Over the years I’ve used various consumer Netgear, Asus, D-Link WiFi routers to various degrees of success and frustration. Between spotty signal, inconsistent speeds, and routers that would literally burn themselves up in an air conditioned room, I was pretty tired of consumer grade WiFi routers. When we moved into our new home last year, I wanted a system that would eliminate all those issues. As well as something that covered more space while creating a home mesh wifi network.

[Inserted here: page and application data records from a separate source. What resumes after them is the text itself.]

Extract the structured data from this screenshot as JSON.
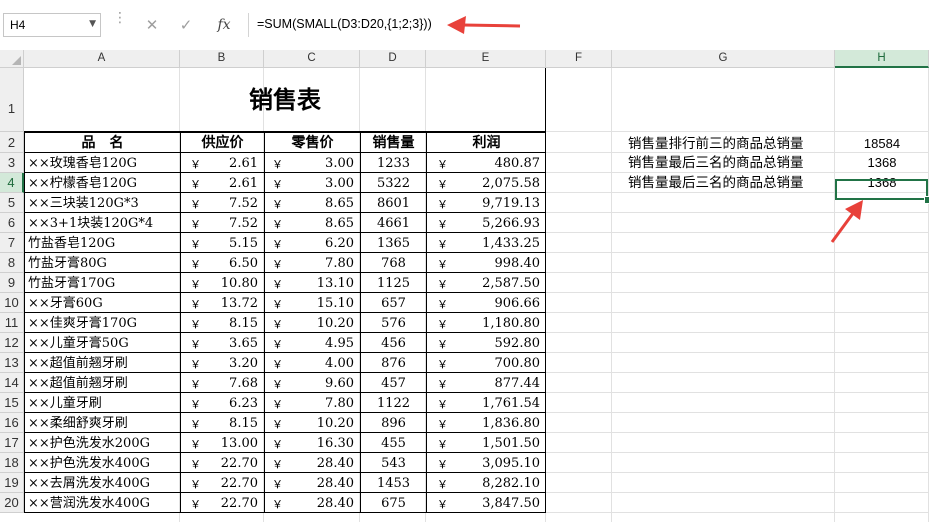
{
  "name_box": "H4",
  "formula": "=SUM(SMALL(D3:D20,{1;2;3}))",
  "formula_buttons": {
    "cancel": "✕",
    "enter": "✓",
    "fx": "fx"
  },
  "columns": [
    "A",
    "B",
    "C",
    "D",
    "E",
    "F",
    "G",
    "H"
  ],
  "selected_column": "H",
  "selected_row": "4",
  "rows": [
    "1",
    "2",
    "3",
    "4",
    "5",
    "6",
    "7",
    "8",
    "9",
    "10",
    "11",
    "12",
    "13",
    "14",
    "15",
    "16",
    "17",
    "18",
    "19",
    "20"
  ],
  "title": "销售表",
  "headers": {
    "name": "品　名",
    "supply": "供应价",
    "retail": "零售价",
    "volume": "销售量",
    "profit": "利润"
  },
  "currency": "￥",
  "products": [
    {
      "name": "××玫瑰香皂120G",
      "supply": "2.61",
      "retail": "3.00",
      "volume": "1233",
      "profit": "480.87"
    },
    {
      "name": "××柠檬香皂120G",
      "supply": "2.61",
      "retail": "3.00",
      "volume": "5322",
      "profit": "2,075.58"
    },
    {
      "name": "××三块装120G*3",
      "supply": "7.52",
      "retail": "8.65",
      "volume": "8601",
      "profit": "9,719.13"
    },
    {
      "name": "××3+1块装120G*4",
      "supply": "7.52",
      "retail": "8.65",
      "volume": "4661",
      "profit": "5,266.93"
    },
    {
      "name": "竹盐香皂120G",
      "supply": "5.15",
      "retail": "6.20",
      "volume": "1365",
      "profit": "1,433.25"
    },
    {
      "name": "竹盐牙膏80G",
      "supply": "6.50",
      "retail": "7.80",
      "volume": "768",
      "profit": "998.40"
    },
    {
      "name": "竹盐牙膏170G",
      "supply": "10.80",
      "retail": "13.10",
      "volume": "1125",
      "profit": "2,587.50"
    },
    {
      "name": "××牙膏60G",
      "supply": "13.72",
      "retail": "15.10",
      "volume": "657",
      "profit": "906.66"
    },
    {
      "name": "××佳爽牙膏170G",
      "supply": "8.15",
      "retail": "10.20",
      "volume": "576",
      "profit": "1,180.80"
    },
    {
      "name": "××儿童牙膏50G",
      "supply": "3.65",
      "retail": "4.95",
      "volume": "456",
      "profit": "592.80"
    },
    {
      "name": "××超值前翘牙刷",
      "supply": "3.20",
      "retail": "4.00",
      "volume": "876",
      "profit": "700.80"
    },
    {
      "name": "××超值前翘牙刷",
      "supply": "7.68",
      "retail": "9.60",
      "volume": "457",
      "profit": "877.44"
    },
    {
      "name": "××儿童牙刷",
      "supply": "6.23",
      "retail": "7.80",
      "volume": "1122",
      "profit": "1,761.54"
    },
    {
      "name": "××柔细舒爽牙刷",
      "supply": "8.15",
      "retail": "10.20",
      "volume": "896",
      "profit": "1,836.80"
    },
    {
      "name": "××护色洗发水200G",
      "supply": "13.00",
      "retail": "16.30",
      "volume": "455",
      "profit": "1,501.50"
    },
    {
      "name": "××护色洗发水400G",
      "supply": "22.70",
      "retail": "28.40",
      "volume": "543",
      "profit": "3,095.10"
    },
    {
      "name": "××去屑洗发水400G",
      "supply": "22.70",
      "retail": "28.40",
      "volume": "1453",
      "profit": "8,282.10"
    },
    {
      "name": "××营润洗发水400G",
      "supply": "22.70",
      "retail": "28.40",
      "volume": "675",
      "profit": "3,847.50"
    }
  ],
  "summary": [
    {
      "label": "销售量排行前三的商品总销量",
      "value": "18584"
    },
    {
      "label": "销售量最后三名的商品总销量",
      "value": "1368"
    },
    {
      "label": "销售量最后三名的商品总销量",
      "value": "1368"
    }
  ],
  "annotation_color": "#e8413a",
  "accent_color": "#217346"
}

Enter Ubiquiti Unifi, an Enterprise style system that is friendlier to consumers on price.
- UniFi Switch 24
- UniFi Switch 24 POE-250W
- UniFi AP-AC-Pro
- UniFi AP-AC-Lite
- UniFi Security Gateway 3P
Admittedly this is a bit much for your standard house, but with the way our house is I have 2 networking closets, so one switch for each closet. The hardware is nice, unassuming and sleek. Both switches are rack mountable. The AP-AC-Pro is mounted in my office which is centrally located in the house. This AP is pretty amazing, and produces a very strong signal. It easily covers 3000 sq ft and if not for the power lines to one side of the house going through an exterior wall it would cover the back patio, which is where the AP-AC-Lite is mounted.
The beauty of course is the ability to switch between both APs automatically with no effect to the user. Just like your enterprise Cisco and other enterprise systems. The signal is quite good as well, ~300 feet away and potentially multiple walls I still receive signal at my neighbors or at the street.
The UniFi system is all about Software Defined Networking (SDN). First I need to preface, by saying that I am not a networking engineer, this is all from the perspective of a Systems Admin with a Microsoft background. I like the software, a lot. It was fairly easy for me to setup and understand. Rather than talk about it, I would rather show you.
This is the dashboard. One thing to note you don’t see the WAN, throughput and latency unless you have the Unifi Security Gateway. Beyond that it gives you a quick look at how many LAN devices you have and how many WLAN devices you have.
After that it shows you your networking devices and your clients.
On the next icon down we get statistics. One the overview tab it will show you most active AP, most active clients, current traffic as well as historical graphs.
If you drop down to performance tab you can see the performance of all the devices in your network. Pictured here is the last 7 days of performance for my USG.
The next icon down is the maps and topology icon. The software allows you to add in your own custom maps and then set the location for your device on the map. You can set the scale so that your signal display is accurate in scale to the map. ( I have no performed this task)
Pictured here is the network topology with the link labels. Its really nice that it shows you ports each device is plugged into. Select show clients and it will expand to much larger and show you which clients are connected to which devices.
The software is really cool and offers way more features than I would ever need.
I have been using the system for over a year now and have zero complaints. I really like the system, and I would definitely recommend it. I setup several VLANS on the network, which I found incredibly easy. I’ll also be able to setup a site to site VPN with Azure as well. The mesh wifi that I wanted in the first place, works really well. All my devices migrate between APs and I dont even know the difference.
The crazy part though, you dont need all of this to create a home mesh wifi. You can buy two or more AP’s and hook them into your existing router and it will still create the mesh using the software controller. You can set it up once and forget about it if you really wanted to. Considering that the APs are typically the same cost as high end routers, that are a lot more difficult to setup mesh wifi with, if they can even do it, you can see where the benefits come in. Its also not using powerline adapters, or its own proprietary wireless network like some consumer grade adapters that claim to offer mesh Wifi.